By Cleo Thompson (London), founder of The Gender Blog
British born Sarah Odell began her career in the USA thanks to her youthful prowess with a lacrosse stick. Whilst at school in Surrey, she played for the English youth lacrosse team, was spotted by a US college recruiter, and won a sports scholarship to Vanderbilt University in Tennessee where she studied Human and Organizational Development. This was followed by an MSc from Capella University in Minnesota which in turn enabled her to stay on and work in the US.
“I was very lucky! I started in the US in the telecommunications industry in learning and development, spending seven years with Sprint Nextel, primarily working to develop Learning & Development capabilities in its contact centres and delivering training to its employees all over the country.
“In 2007, I moved back to the UK with Accenture, and I now provide Learning & Development consultancy for clients in the fast-moving consumer goods industry. It’s the full cycle of consultancy, from building relationships with current and existing clients through to delivering strategic and operational services.”
Pride and Achievements
She continued, “I’m very proud of the learning initiatives that I’ve implemented for large organisations, for example – completing the merger of two large tel-cos. I led the transformation work to train the contact centre staff of the new organisation, who were dispersed around the world. Culturally, this was very challenging because we were working with large teams in India, the Philippines and the United States. But it was my launch pad into consultancy.
“I’m also proud to be a contributor to improving female participation in Accenture’s Lesbian, Gay, Bisexual and Transgender community. We launched co-coaching and provided access to organisations such as the Gay Women’s Network, which I co-chaired in 2010 and which helps gay women to network across industries. I believe networks like the GWN are so important to helping gay women to connect with one another. In the US, I was only out to my team but in the UK, I’m out to everyone.
“When I started my career, I wish I had known earlier that there were initiatives to increase and retain female numbers within organisations; I didn’t realise how important it was to get to know strong women. I floundered a little, trying to find my place within my prior employers and it was only when I arrived at Accenture that I began to appreciate how useful networks such as Accenture’s women’s network, Accent on Women can be.”
Next steps for Accenture’s networks
Odell is also on the steering committee of her employer’s LGBT network: Accent on LGBT. Accenture came in at 15 in this year’s Stonewall Workplace Equality Index and Odell described the company works very hard to integrate the LGBT group’s activities with those of Accent on Women, by running events such as workshops for women on authentic leadership.
Her enthusiasm is infectious, as she describes Accenture’s networks as being “… very mature; there’s lots of excitement around the LGBT network and we’re now trying to raise awareness by launching a “Straight Allies” programme. This provides sponsors within each function who serve as ambassadors and mentors for LGBT issues, cascading information on policies and serving as a bridge between the straight and the LGBT communities.
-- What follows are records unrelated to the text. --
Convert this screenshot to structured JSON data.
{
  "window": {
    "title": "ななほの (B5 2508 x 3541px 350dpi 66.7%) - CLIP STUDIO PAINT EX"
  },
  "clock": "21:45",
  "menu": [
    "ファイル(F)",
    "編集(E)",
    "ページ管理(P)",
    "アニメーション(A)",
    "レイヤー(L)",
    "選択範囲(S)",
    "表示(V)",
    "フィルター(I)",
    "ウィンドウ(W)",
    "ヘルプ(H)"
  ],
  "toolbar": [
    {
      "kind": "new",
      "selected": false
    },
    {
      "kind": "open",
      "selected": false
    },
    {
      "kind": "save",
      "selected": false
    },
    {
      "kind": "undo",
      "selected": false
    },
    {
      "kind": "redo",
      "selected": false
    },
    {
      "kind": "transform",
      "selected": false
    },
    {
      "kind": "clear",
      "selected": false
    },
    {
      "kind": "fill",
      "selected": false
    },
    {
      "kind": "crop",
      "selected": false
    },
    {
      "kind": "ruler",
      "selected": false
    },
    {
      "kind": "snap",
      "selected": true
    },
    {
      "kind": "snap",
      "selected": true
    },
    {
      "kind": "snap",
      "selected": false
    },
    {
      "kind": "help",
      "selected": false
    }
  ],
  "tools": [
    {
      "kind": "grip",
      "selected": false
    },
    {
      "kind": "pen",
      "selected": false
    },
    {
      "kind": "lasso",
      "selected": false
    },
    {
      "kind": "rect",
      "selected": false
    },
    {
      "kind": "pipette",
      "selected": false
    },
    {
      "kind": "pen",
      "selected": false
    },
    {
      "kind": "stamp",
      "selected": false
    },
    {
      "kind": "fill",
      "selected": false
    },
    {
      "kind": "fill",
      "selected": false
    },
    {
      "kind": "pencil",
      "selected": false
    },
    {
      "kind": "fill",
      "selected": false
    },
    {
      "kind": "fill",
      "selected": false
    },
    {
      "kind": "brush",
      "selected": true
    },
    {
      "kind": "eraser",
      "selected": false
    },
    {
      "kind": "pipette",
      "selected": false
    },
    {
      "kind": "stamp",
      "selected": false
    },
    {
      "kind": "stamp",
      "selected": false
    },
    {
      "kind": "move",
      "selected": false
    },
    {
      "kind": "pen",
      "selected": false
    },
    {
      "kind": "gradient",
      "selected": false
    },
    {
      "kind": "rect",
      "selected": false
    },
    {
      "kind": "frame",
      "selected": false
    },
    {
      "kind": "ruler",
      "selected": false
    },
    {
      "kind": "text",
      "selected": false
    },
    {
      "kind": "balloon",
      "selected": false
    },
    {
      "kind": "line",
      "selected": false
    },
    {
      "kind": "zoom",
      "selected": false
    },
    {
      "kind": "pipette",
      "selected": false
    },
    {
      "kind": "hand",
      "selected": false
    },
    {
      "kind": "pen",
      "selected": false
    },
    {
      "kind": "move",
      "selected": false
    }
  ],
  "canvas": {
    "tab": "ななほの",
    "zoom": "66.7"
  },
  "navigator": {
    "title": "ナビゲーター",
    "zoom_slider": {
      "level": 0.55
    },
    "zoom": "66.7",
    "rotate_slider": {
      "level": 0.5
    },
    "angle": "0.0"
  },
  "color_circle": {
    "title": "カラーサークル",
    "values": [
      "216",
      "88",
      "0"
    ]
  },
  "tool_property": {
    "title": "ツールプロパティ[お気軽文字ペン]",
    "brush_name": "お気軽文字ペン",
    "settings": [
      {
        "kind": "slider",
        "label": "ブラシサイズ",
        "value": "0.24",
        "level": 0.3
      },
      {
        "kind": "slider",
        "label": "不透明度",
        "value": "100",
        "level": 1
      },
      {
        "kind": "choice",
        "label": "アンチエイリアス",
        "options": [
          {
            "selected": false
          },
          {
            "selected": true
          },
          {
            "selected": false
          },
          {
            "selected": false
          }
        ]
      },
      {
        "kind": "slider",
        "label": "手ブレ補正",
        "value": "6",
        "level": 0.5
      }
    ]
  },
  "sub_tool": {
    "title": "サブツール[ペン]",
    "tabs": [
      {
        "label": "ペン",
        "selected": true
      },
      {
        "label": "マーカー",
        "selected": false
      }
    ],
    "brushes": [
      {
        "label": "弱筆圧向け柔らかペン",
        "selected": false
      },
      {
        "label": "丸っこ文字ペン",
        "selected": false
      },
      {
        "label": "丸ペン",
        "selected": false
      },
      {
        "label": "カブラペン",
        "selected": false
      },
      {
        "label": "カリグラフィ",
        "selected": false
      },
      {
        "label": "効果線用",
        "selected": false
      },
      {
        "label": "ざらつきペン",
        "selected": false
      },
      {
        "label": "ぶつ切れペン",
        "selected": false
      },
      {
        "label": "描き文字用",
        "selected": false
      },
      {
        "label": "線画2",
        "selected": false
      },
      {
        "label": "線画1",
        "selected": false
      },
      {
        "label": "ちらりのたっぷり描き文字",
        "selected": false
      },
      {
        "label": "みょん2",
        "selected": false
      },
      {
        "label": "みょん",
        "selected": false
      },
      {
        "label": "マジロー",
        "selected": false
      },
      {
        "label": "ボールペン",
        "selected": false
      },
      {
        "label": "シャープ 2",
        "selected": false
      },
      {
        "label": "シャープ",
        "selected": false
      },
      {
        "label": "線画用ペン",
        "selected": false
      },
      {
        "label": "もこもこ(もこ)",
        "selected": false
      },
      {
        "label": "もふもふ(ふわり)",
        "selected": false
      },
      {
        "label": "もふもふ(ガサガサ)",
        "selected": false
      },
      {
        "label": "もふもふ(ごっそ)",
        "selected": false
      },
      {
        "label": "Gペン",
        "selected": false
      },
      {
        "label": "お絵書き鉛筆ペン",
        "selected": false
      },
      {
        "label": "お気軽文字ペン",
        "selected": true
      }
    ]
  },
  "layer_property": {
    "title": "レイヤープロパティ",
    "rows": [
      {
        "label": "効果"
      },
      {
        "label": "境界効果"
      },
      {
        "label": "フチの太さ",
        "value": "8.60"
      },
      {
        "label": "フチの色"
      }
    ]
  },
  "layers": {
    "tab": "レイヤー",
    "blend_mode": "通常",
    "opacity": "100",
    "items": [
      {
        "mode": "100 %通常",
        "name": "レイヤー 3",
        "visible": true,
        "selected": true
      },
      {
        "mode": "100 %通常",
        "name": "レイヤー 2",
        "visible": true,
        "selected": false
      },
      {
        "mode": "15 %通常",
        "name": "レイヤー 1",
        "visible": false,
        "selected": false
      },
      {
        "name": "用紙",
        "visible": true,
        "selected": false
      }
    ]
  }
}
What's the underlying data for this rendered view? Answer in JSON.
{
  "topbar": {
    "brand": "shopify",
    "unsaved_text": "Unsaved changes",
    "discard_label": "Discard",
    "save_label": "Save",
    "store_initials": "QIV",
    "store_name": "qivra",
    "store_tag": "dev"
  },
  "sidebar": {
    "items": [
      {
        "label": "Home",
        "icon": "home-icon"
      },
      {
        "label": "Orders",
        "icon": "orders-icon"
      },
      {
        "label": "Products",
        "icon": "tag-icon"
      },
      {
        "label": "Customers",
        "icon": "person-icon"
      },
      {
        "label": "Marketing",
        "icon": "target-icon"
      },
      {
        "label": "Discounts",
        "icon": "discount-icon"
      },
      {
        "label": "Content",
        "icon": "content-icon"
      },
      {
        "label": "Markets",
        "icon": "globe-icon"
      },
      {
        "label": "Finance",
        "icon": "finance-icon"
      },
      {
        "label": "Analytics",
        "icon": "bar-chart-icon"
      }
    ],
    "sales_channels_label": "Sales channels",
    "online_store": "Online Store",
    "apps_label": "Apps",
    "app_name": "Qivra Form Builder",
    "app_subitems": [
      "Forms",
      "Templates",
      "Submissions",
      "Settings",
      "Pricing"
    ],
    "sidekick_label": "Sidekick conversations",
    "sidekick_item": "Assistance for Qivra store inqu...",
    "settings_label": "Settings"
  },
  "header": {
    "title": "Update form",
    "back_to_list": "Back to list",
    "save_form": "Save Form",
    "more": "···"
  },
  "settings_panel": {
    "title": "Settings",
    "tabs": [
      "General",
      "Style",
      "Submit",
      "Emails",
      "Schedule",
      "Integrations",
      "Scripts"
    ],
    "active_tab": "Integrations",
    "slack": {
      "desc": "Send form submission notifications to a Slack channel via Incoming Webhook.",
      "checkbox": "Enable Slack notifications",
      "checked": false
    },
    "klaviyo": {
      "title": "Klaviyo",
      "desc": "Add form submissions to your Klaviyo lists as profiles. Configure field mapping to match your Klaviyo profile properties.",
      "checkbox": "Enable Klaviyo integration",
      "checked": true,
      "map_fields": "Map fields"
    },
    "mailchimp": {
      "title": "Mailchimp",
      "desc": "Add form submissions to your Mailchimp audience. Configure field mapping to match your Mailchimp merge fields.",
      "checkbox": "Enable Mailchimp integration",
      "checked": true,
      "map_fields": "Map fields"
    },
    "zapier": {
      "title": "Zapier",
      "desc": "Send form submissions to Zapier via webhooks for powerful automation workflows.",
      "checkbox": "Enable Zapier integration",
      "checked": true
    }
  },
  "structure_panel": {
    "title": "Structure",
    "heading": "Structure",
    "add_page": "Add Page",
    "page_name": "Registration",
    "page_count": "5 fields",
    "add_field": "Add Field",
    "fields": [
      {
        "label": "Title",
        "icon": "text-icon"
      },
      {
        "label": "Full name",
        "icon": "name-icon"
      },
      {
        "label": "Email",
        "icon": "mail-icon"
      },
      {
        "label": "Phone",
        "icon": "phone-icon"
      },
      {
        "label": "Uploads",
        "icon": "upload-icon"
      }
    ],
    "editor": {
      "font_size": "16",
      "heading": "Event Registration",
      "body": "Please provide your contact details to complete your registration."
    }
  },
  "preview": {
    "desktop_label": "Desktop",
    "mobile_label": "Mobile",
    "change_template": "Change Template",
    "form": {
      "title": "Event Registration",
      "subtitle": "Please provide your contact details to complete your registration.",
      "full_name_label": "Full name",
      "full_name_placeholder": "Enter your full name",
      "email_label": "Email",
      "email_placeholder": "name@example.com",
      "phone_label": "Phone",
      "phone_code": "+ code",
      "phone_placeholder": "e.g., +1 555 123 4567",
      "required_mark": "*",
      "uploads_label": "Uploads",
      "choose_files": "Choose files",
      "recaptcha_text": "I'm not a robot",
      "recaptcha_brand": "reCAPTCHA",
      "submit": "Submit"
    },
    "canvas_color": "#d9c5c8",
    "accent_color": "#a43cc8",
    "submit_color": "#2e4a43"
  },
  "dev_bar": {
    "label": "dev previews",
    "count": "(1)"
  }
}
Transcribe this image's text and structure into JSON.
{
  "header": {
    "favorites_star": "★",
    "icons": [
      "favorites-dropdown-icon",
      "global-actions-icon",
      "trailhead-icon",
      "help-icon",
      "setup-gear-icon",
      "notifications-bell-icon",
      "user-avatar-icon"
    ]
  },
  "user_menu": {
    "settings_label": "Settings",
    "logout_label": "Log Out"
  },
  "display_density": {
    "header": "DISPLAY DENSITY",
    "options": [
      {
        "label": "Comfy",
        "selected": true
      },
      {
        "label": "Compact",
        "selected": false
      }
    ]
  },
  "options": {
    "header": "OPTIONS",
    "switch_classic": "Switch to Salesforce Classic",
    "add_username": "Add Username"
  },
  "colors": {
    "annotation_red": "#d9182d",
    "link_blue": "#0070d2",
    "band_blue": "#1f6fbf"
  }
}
The programme’s strap line is “I can’t be out but I’m in” and we hope to make it a global programme over time. We launch later this month at an event with Stonewall.”
Issues and barriers
“I’m very interested in encouraging women to enter and progress through the consulting industry. It’s important to explain that success here isn’t just about expertise but just as much about relationships.
“Consulting can have something of an “Old Boys Network” but women need to know that it can also be a safe environment in which they can be promoted.”
Asked for her advice to other women, Odell is quick to suggest that younger women at an early stage in their careers should “Dig into your networks both internally and externally; take opportunities when offered or find your own – seek them out. Men tend to be very good at creating a five or ten year plan – women need to get to be as good at this. Make a plan and find your sweet spot. Think about where you want to go and how you’re going to get there.”
Similarly, she urges senior women to serve as role models, suggesting, “Some women don’t feel they’re suitable [role models], but they are. Younger women want to learn from the success of other women, how they balance their lives. For those who may be reluctant, we need you to stand up and say out loud that you want to be a role model and that you will support younger women.”
Although a knee injury means that Odell no longer plays lacrosse, she keeps fit by participating in triathlons and describes her biggest hobby as fund raising for organisations such as the Albert Kennedy Trust and VSO Voluntary Services Overseas, for whom she recently completed a fund raising cycle ride.
“I’m passionate about helping these charities – I’ve been very lucky and I want to give something back.”